Lakefield is not, however, Intel’s most conservative design in terms of power. Intel’s existing “Ice Lake” Y-series chips go as low as 9 watts, while Intel’s 10th-gen “Comet Lake” Y-series chips consume 7 watts, and can scale down to 4.5 watts. Intel says its two Lakefield chips go as low as 7 watts.
“Intel Core processors with Intel Hybrid Technology are the touchstone of Intel’s vision for advancing the PC industry by taking an experience-based approach to designing silicon with a unique combination of architectures and IPs,” said Chris Walker, Intel corporate vice president and general manager of Mobile Client Platforms, in a statement. “Combined with Intel’s deepened co-engineering with our partners, these processors unlock the potential for innovative device categories of the future.”
Intel said last year that Lakefield would begin shipping in 2019, so it’s possible that the coronavirus delayed the rollout a bit.

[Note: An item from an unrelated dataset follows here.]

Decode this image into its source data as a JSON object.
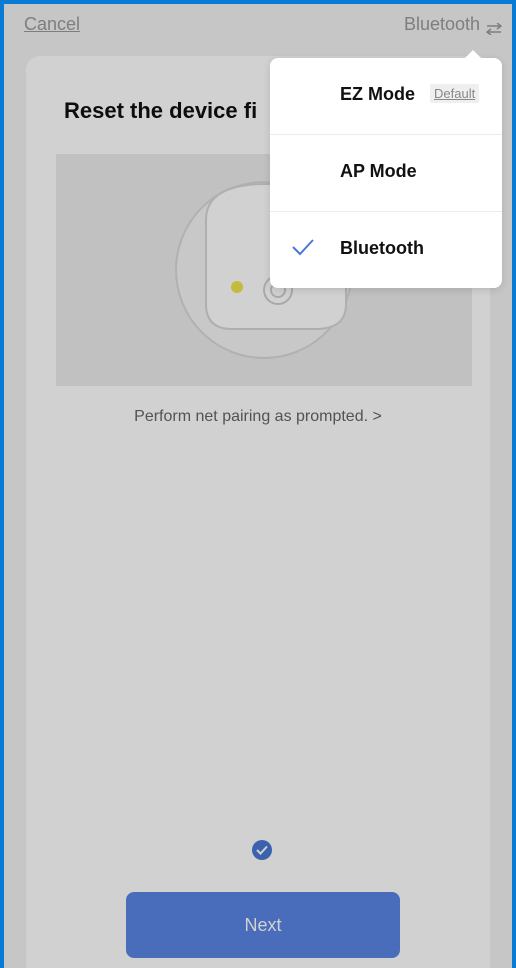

Intel Core processor with Intel Hybrid Technology (Lakefield) specifications
Intel laid out the specifications of its new Core i5 and i3 processors with Intel Hybrid Technology in this small chart, below. Because Intel will sell these chips directly to notebook makers, the company is not releasing any pricing.
We still don’t know why Intel designed the first Lakefield chips around an odd number of cores. Typically, most CPUs are designed around an even number of cores, with four-core, six-core, and eight-core chips being common in laptops. According to an Intel spokesman, there is one Sunny Cove core and four “Tremont” Atom cores within Lakefield. We also don’t know why Lakefield doesn’t support hyperthreading, when the Sunny Cove cores within Ice Lake clearly do.
There’s another twist: Because Lakefield stacks two logic dies and two layers of DRAM in the package, Lakefield doesn’t need to connect to external DRAM. But as you can see from the specs above, Intel doesn’t list the available included memory.
Intel isn’t officially saying what process technology Lakefield is manufactured upon. Based upon the company’s Hot Chips presentation, however, we know that there’s a “base” die where the I/O appears, and a “compute” die. Intel said then that it could get away with using an older, cheaper 22nm process as the foundation for the base die, which includes I/O and Intel’s Wi-Fi 6.
It does appear, however, that Lakefield shares some elements with the “Iris Plus” graphics that Ice Lake includes. The Intel Core i7-1065G7 (Ice Lake) contains 64 Gen11 graphics EUs, as does the Core i5-L16G7 (Lakefield). The key difference here, however, is that Ice Lake’s EUs run at 1.1GHz, while Lakefield’s EUs run at “up to 0.5” gigahertz. Performance will obviously suffer, though power efficiency should improve.
We’ve known how the Lakefield architecture works since last August, when Intel opened its doors to the Hot Chips academic conference and presented a deep dive on the Lakefield architecture itself. Rather than spread the cores out on a monolithic piece of silicon, Intel’s used its Foveros technology to perform die stacking. Lakefield’s stack consists of Intel’s “Sunny Cove” Core-class CPU designs (the CPU architecture in the Ice Lake chips), and Atom chips using the ”Tremont” architecture.
Intel’s not saying much about performance, though that’s probably not the focus of Intel’s new Core processors with Hybrid Technology. Intel said only that Lakefield will convert video clips up to 54 percent faster than older chips—though the point of comparison was the Core i5-8200Y, the 8th-gen “Amber Lake” Core chip that debuted in 2018. Intel used the same chip to make the claim that Lakefield is twice as fast on AI workloads, using the MLPerf banchmark. Overall, Intel’s claiming 12 percent faster performance on single-threaded integer apps, again versus the Core i5-8200Y.
This story was updated at 8:22 AM with new information from Intel.